Further, 719 MPD and DCHAPD officers received complaints this fiscal year with 174 receiving more than one complaint. Black officers accounted for 45% of the complaints; White officers, 37%, Hispanic/Latino officers, 11%; Asian officers, 7%; and Multi-Racial and Native American officers less than 1% of all complaints.

The impact of BWCs continues to enhance OPC’s ability to conduct police misconduct investigations. OPC found BWC video relevant in 79% of its cases, a 4% increase from FY21. In addition, OPC continued to monitor MPD’s compliance with BWC and found that 45% of cases investigated had at least one instance of BWC non-compliance, which is a 29% increase from FY21.

The PCB also issued five policy reports and recommendations in FY22. These reports examine and address large-scale concerns about District law enforcement policies, training, or supervision. Since the agency’s inception in 2002, the PCB has issued 66 reports and set of recommendations for police reform.

OPC continued its outreach efforts, conducting and participating in various events throughout the District of Columbia and beyond. The agency led know your rights sessions, participated in panel discussions, and presented on OPC’s mission and function for several groups and organizations.

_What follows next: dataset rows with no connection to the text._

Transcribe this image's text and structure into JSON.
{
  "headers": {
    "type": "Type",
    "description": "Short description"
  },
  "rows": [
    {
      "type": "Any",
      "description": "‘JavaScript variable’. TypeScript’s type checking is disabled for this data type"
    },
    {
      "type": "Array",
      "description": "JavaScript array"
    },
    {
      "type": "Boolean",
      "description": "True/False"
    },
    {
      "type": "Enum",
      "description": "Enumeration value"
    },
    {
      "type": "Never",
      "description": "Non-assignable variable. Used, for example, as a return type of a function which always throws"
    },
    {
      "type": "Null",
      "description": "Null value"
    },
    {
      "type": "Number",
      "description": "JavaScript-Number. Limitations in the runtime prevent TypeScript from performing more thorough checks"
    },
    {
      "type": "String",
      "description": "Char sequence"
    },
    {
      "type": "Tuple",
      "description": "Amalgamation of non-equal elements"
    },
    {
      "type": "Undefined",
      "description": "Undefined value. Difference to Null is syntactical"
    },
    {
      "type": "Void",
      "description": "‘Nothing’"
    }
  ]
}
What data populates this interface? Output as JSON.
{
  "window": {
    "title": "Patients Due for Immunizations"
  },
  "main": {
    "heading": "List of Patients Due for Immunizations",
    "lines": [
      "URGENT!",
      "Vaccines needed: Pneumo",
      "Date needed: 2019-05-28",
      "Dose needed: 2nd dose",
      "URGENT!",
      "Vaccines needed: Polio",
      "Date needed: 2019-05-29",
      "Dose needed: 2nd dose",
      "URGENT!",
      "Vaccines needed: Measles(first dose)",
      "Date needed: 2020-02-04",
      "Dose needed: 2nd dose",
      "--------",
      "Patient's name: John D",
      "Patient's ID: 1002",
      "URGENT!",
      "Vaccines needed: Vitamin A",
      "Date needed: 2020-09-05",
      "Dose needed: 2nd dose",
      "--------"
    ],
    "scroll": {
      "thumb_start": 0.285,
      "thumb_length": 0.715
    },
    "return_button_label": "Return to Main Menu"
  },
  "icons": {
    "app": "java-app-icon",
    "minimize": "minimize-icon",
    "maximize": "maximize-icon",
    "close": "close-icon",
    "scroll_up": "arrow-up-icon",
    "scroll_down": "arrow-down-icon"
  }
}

“The goal every year through our work is to show the community that civilian oversight is necessary and important,” said Michael G. Tobin, OPC’s executive director. “OPC and the PCB are dedicated to improving community trust in our police departments and promoting police accountability.

To view the full report, visit